As we remember the victims and this crime, we must never forget the roots of our greatest disaster: the insatiable hatred for the Jewish people. Antisemitism — which is the world’s oldest hatred — is experiencing a revival in the enlightened West. You can see this in European capitals … and few would have imagined that this would be possible a few years ago.
With the resurgence of Jew-hatred continuing to rise and swell in Europe, with threats of “Death to Israel” resonating from Iran, my son and I visited Yad Vashem together one chilly winter day. We made our way through the exhibitions, from one horrifying photograph to the next, from one scratchy, recorded voice to another, from one victim’s recollection, each worse than the one before.
It’s odd how such horrors try to escape us. A strange wall of disbelief — something this evil simply couldn’t have happened — attempts to eclipse the indisputable evidence. How could educated, worldly-wise European humans attempt to destroy an entire race of people?

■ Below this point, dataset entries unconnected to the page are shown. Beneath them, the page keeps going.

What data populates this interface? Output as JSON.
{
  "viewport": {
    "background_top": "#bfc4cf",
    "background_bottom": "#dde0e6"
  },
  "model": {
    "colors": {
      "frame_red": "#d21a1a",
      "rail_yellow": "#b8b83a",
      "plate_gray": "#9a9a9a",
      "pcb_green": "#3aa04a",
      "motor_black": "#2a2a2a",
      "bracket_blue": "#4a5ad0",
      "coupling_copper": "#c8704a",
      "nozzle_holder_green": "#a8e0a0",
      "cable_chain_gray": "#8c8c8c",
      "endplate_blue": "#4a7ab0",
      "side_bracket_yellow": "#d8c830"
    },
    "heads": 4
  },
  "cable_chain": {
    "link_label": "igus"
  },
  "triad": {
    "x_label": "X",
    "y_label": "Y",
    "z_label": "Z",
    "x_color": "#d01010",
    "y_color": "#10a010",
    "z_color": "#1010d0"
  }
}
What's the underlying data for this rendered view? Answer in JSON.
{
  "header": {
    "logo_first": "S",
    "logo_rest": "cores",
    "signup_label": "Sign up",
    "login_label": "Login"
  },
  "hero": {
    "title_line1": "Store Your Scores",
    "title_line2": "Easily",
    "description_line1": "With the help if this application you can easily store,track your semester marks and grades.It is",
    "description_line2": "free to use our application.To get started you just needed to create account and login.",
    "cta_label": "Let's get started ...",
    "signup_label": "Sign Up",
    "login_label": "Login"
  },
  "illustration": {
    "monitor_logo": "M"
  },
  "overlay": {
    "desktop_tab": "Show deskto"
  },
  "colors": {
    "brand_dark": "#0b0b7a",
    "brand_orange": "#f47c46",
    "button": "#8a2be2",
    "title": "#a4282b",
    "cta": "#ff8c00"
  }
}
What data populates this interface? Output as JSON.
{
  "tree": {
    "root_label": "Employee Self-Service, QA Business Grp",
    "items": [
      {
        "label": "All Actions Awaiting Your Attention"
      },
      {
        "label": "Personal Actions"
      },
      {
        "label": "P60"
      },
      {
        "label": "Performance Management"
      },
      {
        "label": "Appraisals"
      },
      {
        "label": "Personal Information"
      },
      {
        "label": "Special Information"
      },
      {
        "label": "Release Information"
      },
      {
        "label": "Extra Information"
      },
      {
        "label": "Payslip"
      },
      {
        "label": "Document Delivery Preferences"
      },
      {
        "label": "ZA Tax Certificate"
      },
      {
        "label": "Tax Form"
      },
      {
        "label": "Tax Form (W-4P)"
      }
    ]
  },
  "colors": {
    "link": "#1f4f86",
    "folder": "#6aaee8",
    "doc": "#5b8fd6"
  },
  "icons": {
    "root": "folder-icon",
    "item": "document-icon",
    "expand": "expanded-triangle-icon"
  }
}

Yet somehow, as Netanyahu pointed out, that same insane loathing of Jews that brought forth the Holocaust is indeed reemerging exponentially — not only in Western Europe and parts of North America, but even more dramatically in Iran and elsewhere in the Middle East.
When my son and I finally exited Yad Vashem that day, feeling disoriented and somewhat despairing, we walked directly into a downpour. A few days later, I tried to find words for that last impression:
Stung by icy rain,
By a bitter slap of wind
We stopped and took one last look
As a tide of sorrow
Seemed to spill through the glass doors behind us,
Soaking the sidewalks,
Drenching our thin coats,
Pouring down our faces.
Even the dripping trees across the way,
Deeply rooted in deeds of righteousness,
Murmured among themselves
Of resurgent dangers, ancient libels, deadly designs;
They rustled with timeless entreaties, echoing our own.
Our Father who art in Heaven.
Eloheinu Melech Ha’Olam
Please. Never again.
This article was first published by the Philos Project.